Corrine Van Rensselaer, who owns the Color of Joy, had a "wonderful season, up from last year both in the store and the frame shop." Almost all her business is local.
Echoing this trend, Debbie Shaw, hardline manager at Kmart, said, "Sales were excellent -- better than anticipated,and better than last year."
But this wasn't the case everywhere.
Many stores, especially those dependent on the tourist dollar, suffered.
The Pampered Pirate's Sarah Kemp reported sales down 15 percent from last season.
"I think with the cheaper cruises, the cruise ship clientele has changed appreciably," Kemp said. "They simply aren't spending like they used to."
Meene Sahni of Carnival Gifts at Havensight said, "Sales were 50 percent lower than a regular heavy cruise ship day."
Anatalia Turbe of the venerable La Belle Creole in Frenchtown said she didn't reap the benefits of local spending either.
Joan Henle, retail director for Pussers, said that while their St. Thomas stores didn't do well, both the St. John and British Virgin Islands outlets did quite nicely.
The larger Main Street merchants are traditionally reluctant to release sales figures but many said they were happy, overall, with their Christmas sales.
Thomas B. Brunt III, president of the St. Thomas-St. John Chamber of Commerce, said people he talked to on Christmas Eve had done well.

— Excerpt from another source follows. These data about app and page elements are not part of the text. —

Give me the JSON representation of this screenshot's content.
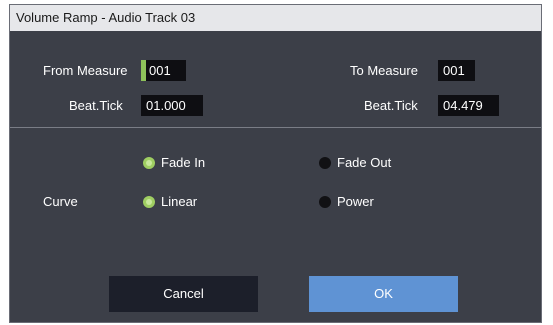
{
  "dialog": {
    "title": "Volume Ramp - Audio Track 03",
    "from_measure": {
      "label": "From Measure",
      "value": "001"
    },
    "to_measure": {
      "label": "To Measure",
      "value": "001"
    },
    "from_beat": {
      "label": "Beat.Tick",
      "value": "01.000"
    },
    "to_beat": {
      "label": "Beat.Tick",
      "value": "04.479"
    },
    "curve": {
      "label": "Curve",
      "options": [
        {
          "label": "Fade In",
          "selected": true
        },
        {
          "label": "Fade Out",
          "selected": false
        },
        {
          "label": "Linear",
          "selected": true
        },
        {
          "label": "Power",
          "selected": false
        }
      ]
    },
    "buttons": {
      "cancel": "Cancel",
      "ok": "OK"
    },
    "colors": {
      "accent": "#8ec25a",
      "ok_button": "#5f93d4",
      "panel": "#3c3f48"
    }
  }
}
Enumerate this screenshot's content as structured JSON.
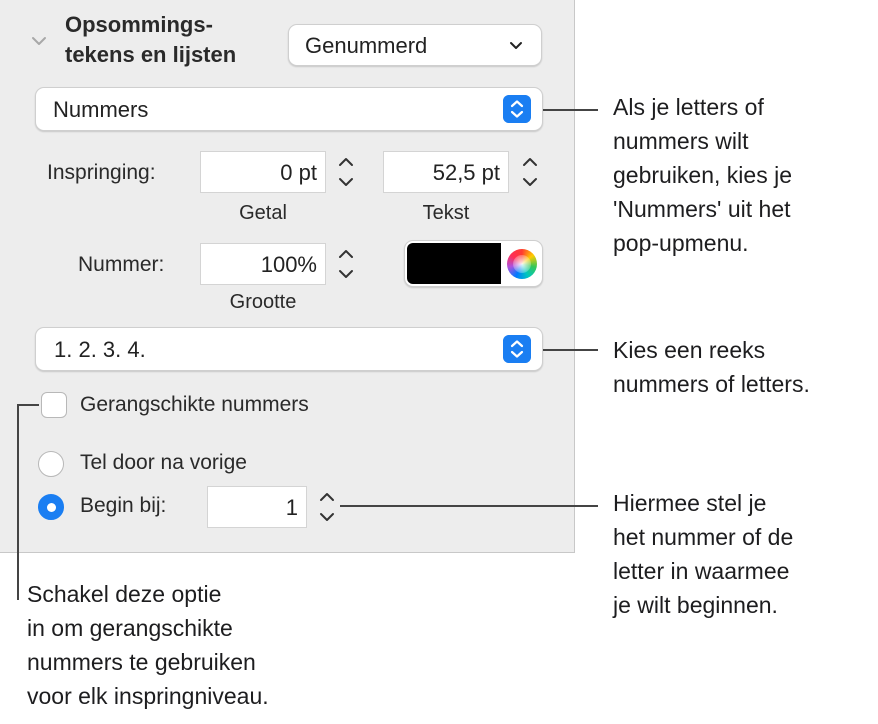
{
  "section": {
    "title_line1": "Opsommings-",
    "title_line2": "tekens en lijsten",
    "style_popup": "Genummerd"
  },
  "type_popup": "Nummers",
  "indent": {
    "label": "Inspringing:",
    "number_value": "0 pt",
    "number_caption": "Getal",
    "text_value": "52,5 pt",
    "text_caption": "Tekst"
  },
  "number": {
    "label": "Nummer:",
    "size_value": "100%",
    "size_caption": "Grootte",
    "color": "#000000"
  },
  "sequence_popup": "1. 2. 3. 4.",
  "tiered": {
    "label": "Gerangschikte nummers",
    "checked": false
  },
  "continue_radio": {
    "label": "Tel door na vorige",
    "selected": false
  },
  "start_radio": {
    "label": "Begin bij:",
    "selected": true,
    "value": "1"
  },
  "callouts": {
    "type": "Als je letters of\nnummers wilt\ngebruiken, kies je\n'Nummers' uit het\npop-upmenu.",
    "sequence": "Kies een reeks\nnummers of letters.",
    "start": "Hiermee stel je\nhet nummer of de\nletter in waarmee\nje wilt beginnen.",
    "tiered": "Schakel deze optie\nin om gerangschikte\nnummers te gebruiken\nvoor elk inspringniveau."
  },
  "colors": {
    "accent": "#1a7ef2",
    "panel": "#ededed"
  }
}
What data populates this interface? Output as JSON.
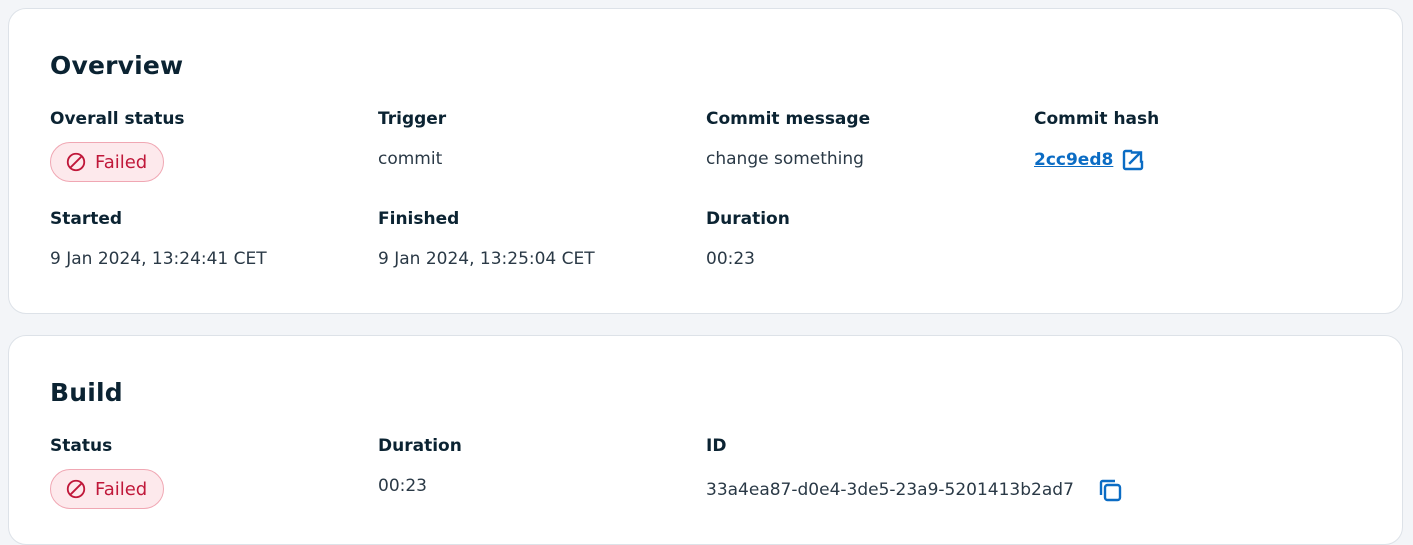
{
  "overview": {
    "title": "Overview",
    "overall_status": {
      "label": "Overall status",
      "value": "Failed"
    },
    "trigger": {
      "label": "Trigger",
      "value": "commit"
    },
    "commit_message": {
      "label": "Commit message",
      "value": "change something"
    },
    "commit_hash": {
      "label": "Commit hash",
      "value": "2cc9ed8",
      "icon": "external-link-icon"
    },
    "started": {
      "label": "Started",
      "value": "9 Jan 2024, 13:24:41 CET"
    },
    "finished": {
      "label": "Finished",
      "value": "9 Jan 2024, 13:25:04 CET"
    },
    "duration": {
      "label": "Duration",
      "value": "00:23"
    }
  },
  "build": {
    "title": "Build",
    "status": {
      "label": "Status",
      "value": "Failed"
    },
    "duration": {
      "label": "Duration",
      "value": "00:23"
    },
    "id": {
      "label": "ID",
      "value": "33a4ea87-d0e4-3de5-23a9-5201413b2ad7",
      "icon": "copy-icon"
    }
  },
  "colors": {
    "failed_text": "#c0183a",
    "failed_bg": "#fde9ec",
    "failed_border": "#f0a7b3",
    "link": "#0b6cc4",
    "heading": "#0b2332"
  }
}
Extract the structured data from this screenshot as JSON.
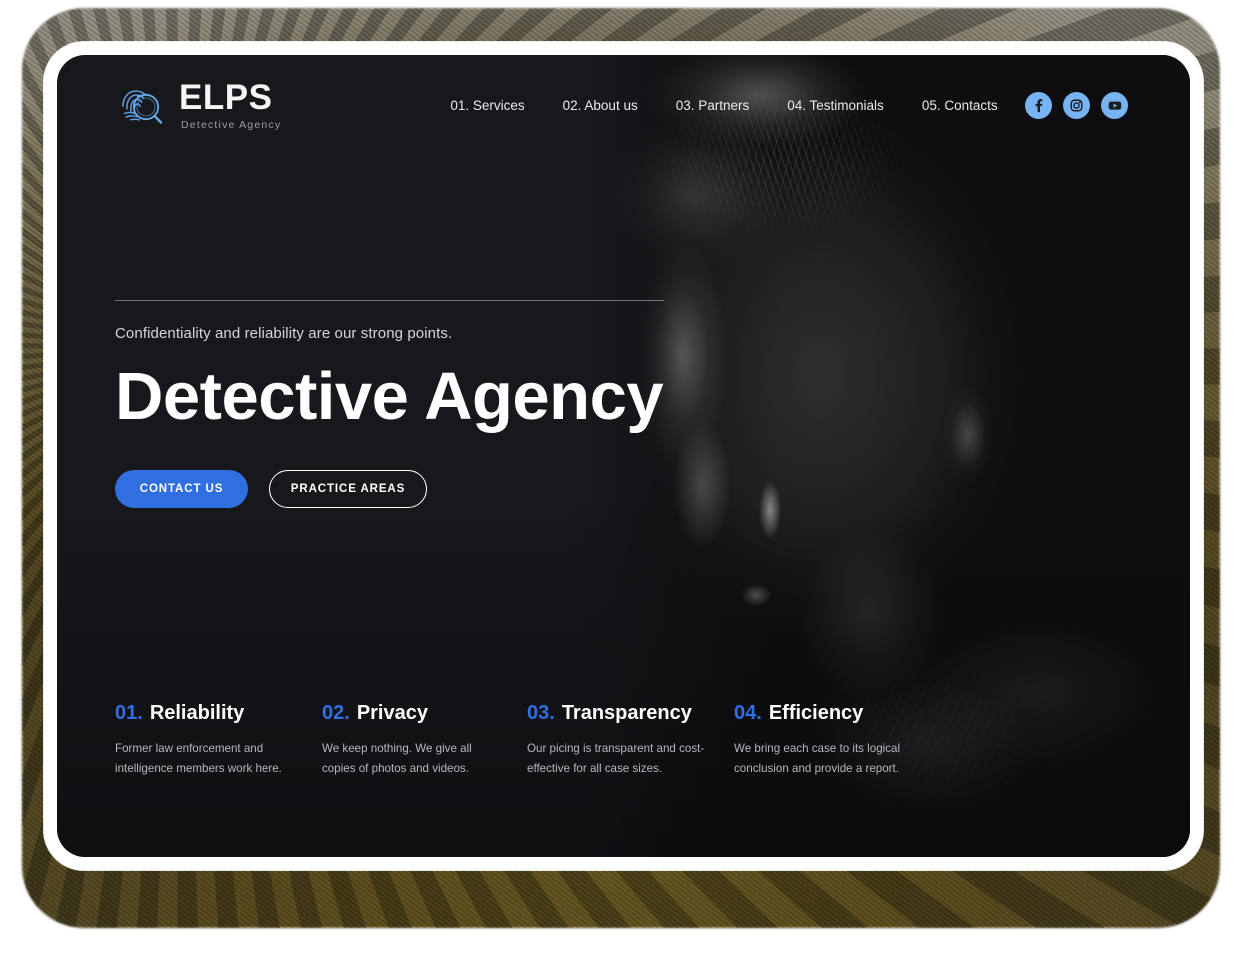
{
  "brand": {
    "name": "ELPS",
    "tagline": "Detective Agency",
    "icon": "fingerprint-magnifier-icon"
  },
  "nav": {
    "items": [
      {
        "label": "01. Services"
      },
      {
        "label": "02. About us"
      },
      {
        "label": "03. Partners"
      },
      {
        "label": "04. Testimonials"
      },
      {
        "label": "05. Contacts"
      }
    ]
  },
  "socials": [
    {
      "name": "facebook-icon",
      "label": "Facebook"
    },
    {
      "name": "instagram-icon",
      "label": "Instagram"
    },
    {
      "name": "youtube-icon",
      "label": "YouTube"
    }
  ],
  "hero": {
    "tagline": "Confidentiality and reliability are our strong points.",
    "title": "Detective Agency",
    "primary_button": "CONTACT US",
    "secondary_button": "PRACTICE AREAS"
  },
  "features": [
    {
      "num": "01.",
      "title": "Reliability",
      "desc": "Former law enforcement and intelligence members work here."
    },
    {
      "num": "02.",
      "title": "Privacy",
      "desc": "We keep nothing. We give all copies of photos and videos."
    },
    {
      "num": "03.",
      "title": "Transparency",
      "desc": "Our picing is transparent and cost-effective for all case sizes."
    },
    {
      "num": "04.",
      "title": "Efficiency",
      "desc": "We bring each case to its logical conclusion and provide a report."
    }
  ],
  "colors": {
    "accent_blue": "#2f6fe0",
    "social_blue": "#76b3f0",
    "page_bg": "#17181c",
    "text_primary": "#ffffff",
    "text_muted": "#b4b8bf"
  }
}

In general, it seems most stores are doing better than last year, he said.
Brunt had a prediction: "The stores and business who will do really well are those who have invested in their businesses. Those people who have made physical improvements, invested in new inventory and who have spent time and money training their employees will reap the rewards of their investments."